I just hope as finals come, I can remember that I’m not just trying to get on with it, but I’m trying to do my best and really make the most of my learning. After all, being a student of UPSE, I’m in the best place to do exactly that.

– Cara Gabrielle Latinazo

Trifles

“Well, women are used to worrying over trifles.” – Mr. Hale in Trifles by Susan Glaspell

New infrastructures and road repairs are being made along the Commonwealth Avenue almost every day these past few months. Some of the notable changes they had accomplished are the new overpasses near UP gym and along Philcoa. What I noticed that these two bridges have in common are the steps that are not very women friendly. The steps are a bit high and have big gaps in between and these gaps will give a good view of what is inside a woman’s skirt to anyone standing below the stairs. What is more ironic is that there is a sari-sari store and a police post underneath the stairs of the bridge in Philcoa and there is a carinderia near the stairs of the overpass in UP gym.
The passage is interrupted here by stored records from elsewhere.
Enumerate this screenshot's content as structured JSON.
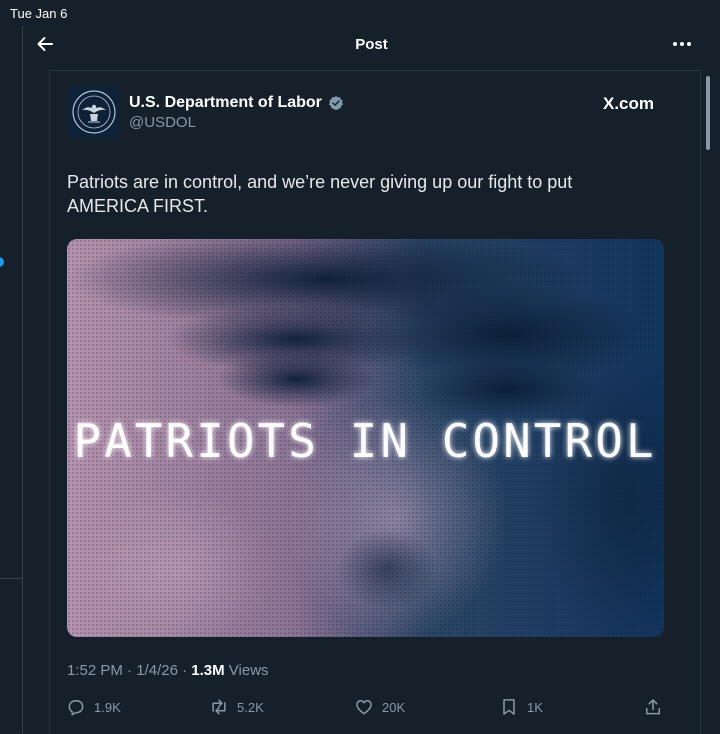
{
  "status_bar": {
    "time": "Tue Jan 6"
  },
  "header": {
    "title": "Post"
  },
  "post": {
    "author": {
      "display_name": "U.S. Department of Labor",
      "handle": "@USDOL",
      "verified": true
    },
    "source_label": "X.com",
    "text_line1": "Patriots are in control, and we’re never giving up our fight to put",
    "text_line2": "AMERICA FIRST.",
    "media": {
      "overlay_text": "PATRIOTS IN CONTROL"
    },
    "meta": {
      "time": "1:52 PM",
      "sep1": " · ",
      "date": "1/4/26",
      "sep2": " · ",
      "views_count": "1.3M",
      "views_label": " Views"
    },
    "actions": {
      "replies": "1.9K",
      "reposts": "5.2K",
      "likes": "20K",
      "bookmarks": "1K"
    }
  },
  "colors": {
    "background": "#15202b",
    "accent": "#1d9bf0",
    "muted": "#8b98a5",
    "text": "#e7e9ea",
    "verified_badge": "#829aab"
  },
  "icons": [
    "back-arrow-icon",
    "more-icon",
    "verified-badge-icon",
    "reply-icon",
    "repost-icon",
    "like-icon",
    "bookmark-icon",
    "share-icon"
  ]
}
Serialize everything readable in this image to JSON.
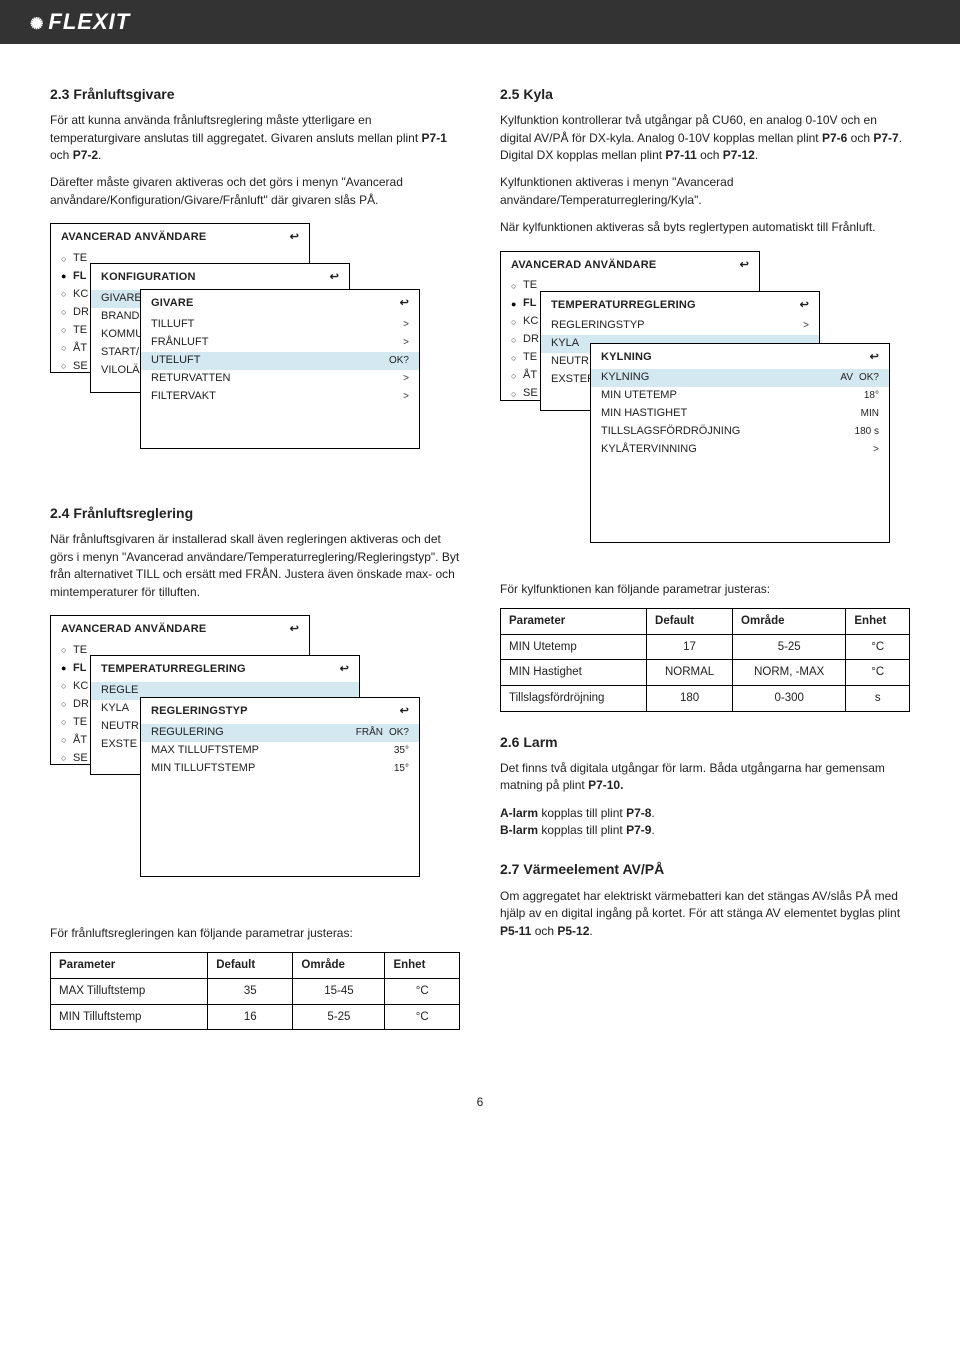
{
  "brand": "FLEXIT",
  "s23": {
    "heading": "2.3 Frånluftsgivare",
    "p1a": "För att kunna använda frånluftsreglering måste ytterligare en temperaturgivare anslutas till aggregatet. Givaren ansluts mellan plint ",
    "p1b": "P7-1",
    "p1c": " och ",
    "p1d": "P7-2",
    "p1e": ".",
    "p2": "Därefter måste givaren aktiveras och det görs i menyn \"Avancerad anvåndare/Konfiguration/Givare/Frånluft\" där givaren slås PÅ."
  },
  "cascades23": {
    "m1_title": "AVANCERAD ANVÄNDARE",
    "m1_items": [
      "TE",
      "FL",
      "KC",
      "DR",
      "TE",
      "ÅT",
      "SE"
    ],
    "m2_title": "KONFIGURATION",
    "m2_items": [
      "GIVARE",
      "BRAND",
      "KOMMU",
      "START/",
      "VILOLÄ"
    ],
    "m3_title": "GIVARE",
    "m3_rows": [
      {
        "label": "TILLUFT",
        "chev": ">"
      },
      {
        "label": "FRÅNLUFT",
        "chev": ">"
      },
      {
        "label": "UTELUFT",
        "chev": "",
        "ok": "OK?",
        "selected": true
      },
      {
        "label": "RETURVATTEN",
        "chev": ">"
      },
      {
        "label": "FILTERVAKT",
        "chev": ">"
      }
    ]
  },
  "s24": {
    "heading": "2.4 Frånluftsreglering",
    "p1": "När frånluftsgivaren är installerad skall även regleringen aktiveras och det görs i menyn \"Avancerad användare/Temperaturreglering/Regleringstyp\". Byt från alternativet TILL och ersätt med FRÅN. Justera även önskade max- och mintemperaturer för tilluften."
  },
  "cascades24": {
    "m1_title": "AVANCERAD ANVÄNDARE",
    "m1_items": [
      "TE",
      "FL",
      "KC",
      "DR",
      "TE",
      "ÅT",
      "SE"
    ],
    "m2_title": "TEMPERATURREGLERING",
    "m2_items": [
      "REGLE",
      "KYLA",
      "NEUTR",
      "EXSTE"
    ],
    "m3_title": "REGLERINGSTYP",
    "m3_rows": [
      {
        "label": "REGULERING",
        "val": "FRÅN",
        "ok": "OK?",
        "selected": true
      },
      {
        "label": "MAX TILLUFTSTEMP",
        "val": "35°"
      },
      {
        "label": "MIN TILLUFTSTEMP",
        "val": "15°"
      }
    ]
  },
  "s24_tbl_intro": "För frånluftsregleringen kan följande parametrar justeras:",
  "s24_table": {
    "headers": [
      "Parameter",
      "Default",
      "Område",
      "Enhet"
    ],
    "rows": [
      [
        "MAX Tilluftstemp",
        "35",
        "15-45",
        "°C"
      ],
      [
        "MIN Tilluftstemp",
        "16",
        "5-25",
        "°C"
      ]
    ]
  },
  "s25": {
    "heading": "2.5 Kyla",
    "p1a": "Kylfunktion kontrollerar två utgångar på CU60, en analog 0-10V och en digital AV/PÅ för DX-kyla. Analog 0-10V kopplas mellan plint ",
    "p1b": "P7-6",
    "p1c": " och ",
    "p1d": "P7-7",
    "p1e": ". Digital DX kopplas mellan plint ",
    "p1f": "P7-11",
    "p1g": " och ",
    "p1h": "P7-12",
    "p1i": ".",
    "p2": "Kylfunktionen aktiveras i menyn \"Avancerad användare/Temperaturreglering/Kyla\".",
    "p3": "När kylfunktionen aktiveras så byts reglertypen automatiskt till Frånluft."
  },
  "cascades25": {
    "m1_title": "AVANCERAD ANVÄNDARE",
    "m1_items": [
      "TE",
      "FL",
      "KC",
      "DR",
      "TE",
      "ÅT",
      "SE"
    ],
    "m2_title": "TEMPERATURREGLERING",
    "m2_items": [
      "REGLERINGSTYP",
      "KYLA",
      "NEUTR",
      "EXSTER"
    ],
    "m3_title": "KYLNING",
    "m3_rows": [
      {
        "label": "KYLNING",
        "val": "AV",
        "ok": "OK?",
        "selected": true
      },
      {
        "label": "MIN UTETEMP",
        "val": "18°"
      },
      {
        "label": "MIN HASTIGHET",
        "val": "MIN"
      },
      {
        "label": "TILLSLAGSFÖRDRÖJNING",
        "val": "180 s"
      },
      {
        "label": "KYLÅTERVINNING",
        "chev": ">"
      }
    ]
  },
  "s25_tbl_intro": "För kylfunktionen kan följande parametrar justeras:",
  "s25_table": {
    "headers": [
      "Parameter",
      "Default",
      "Område",
      "Enhet"
    ],
    "rows": [
      [
        "MIN Utetemp",
        "17",
        "5-25",
        "°C"
      ],
      [
        "MIN Hastighet",
        "NORMAL",
        "NORM, -MAX",
        "°C"
      ],
      [
        "Tillslagsfördröjning",
        "180",
        "0-300",
        "s"
      ]
    ]
  },
  "s26": {
    "heading": "2.6 Larm",
    "p1a": "Det finns två digitala utgångar för larm. Båda utgångarna har gemensam matning på plint ",
    "p1b": "P7-10.",
    "p2a": "A-larm",
    "p2b": " kopplas till plint ",
    "p2c": "P7-8",
    "p2d": ".",
    "p3a": "B-larm",
    "p3b": " kopplas till plint ",
    "p3c": "P7-9",
    "p3d": "."
  },
  "s27": {
    "heading": "2.7 Värmeelement AV/PÅ",
    "p1a": "Om aggregatet har elektriskt värmebatteri kan det stängas AV/slås PÅ med hjälp av en digital ingång på kortet. För att stänga AV elementet byglas plint ",
    "p1b": "P5-11",
    "p1c": " och ",
    "p1d": "P5-12",
    "p1e": "."
  },
  "page_number": "6"
}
Wow.

A bit petty you might think; something that is not relevant to today’s more important issues but something as simple as this may reflect how our society takes care of our women. It still shows that sometimes we forget to consider both sexes in building a public commodity just like an overpass.

2012-58995

Millennials x Activism

Following the visit to Bantayog ng mga Bayani, which was our last CWTS session for the semester, I had developed a new perspective on the activism, or lack thereof, of our generation today. I realized that the generation, the circumstances we are in, the state of the economy, of the nation, and factors as such determine the magnitude of our actions; our radical efforts. It is not in whether we parallel the effort and strife undertaken by the previous generations, but with what we do with what we were left with. We should see to it that whatever they fought so hard for would not just fade to nothing, that we stay radical and fight for what we believe in, in whatever way we can; given the situation we are in.

It just so happened that the generation during Marcos’ regime had been unfortunate enough to be put in such position, which was more difficult, when compared to if the same instances were to occur today. But the severity of their situation is what led their generation, to do something extraordinary; because it was called for. And now that we have the said freedom they fought so passionately for, it is up to us to put it to good use and continue their legacy. I don’t see it necessary to have the take-it-to-the-streets type of rallies anymore, because we now have the power of social media. It is our job to put this to good use as a platform to voice out our concerns. We millennials lack awareness, we aren’t shaken or unsettled even the slightest bit and frankly, some of us just don’t care. That’s because we haven’t woken up to a brutal reality such as the one caused by Martial Law. Yes, the earlier generations had some sort of awakening in the form of the Marcos’ regime, but do we really need something as severe as that to happen before we start making an effort?

 

Ma. Bianca Ysabelle C. Kit
2012 58453

Giving up should never be an option

“The reason most people never achieve their dreams is because they simply give up. Life was never meant to be easy – its a constant struggle, with extreme lows and extreme highs. Remember that the times when its most important to persevere are the times that you will be most tested.”

There are times when I just wanna give up on life. There are moments when I simply sat down and cry because of the problems life has been throwing right at me. There are instances when I just want to disappear from this world and never come back. Then, I remember why I am here, I remember what I want to achieve in life. The constant struggle of surviving is just a part of my journey to where I wanna be. I just have to remind myself that it will all be worth it in the end. It will never be easy but as long as I believe in myself, as long as I do my best in everything, as long as I keep on fighting, everything will be alright.

 

2011-21678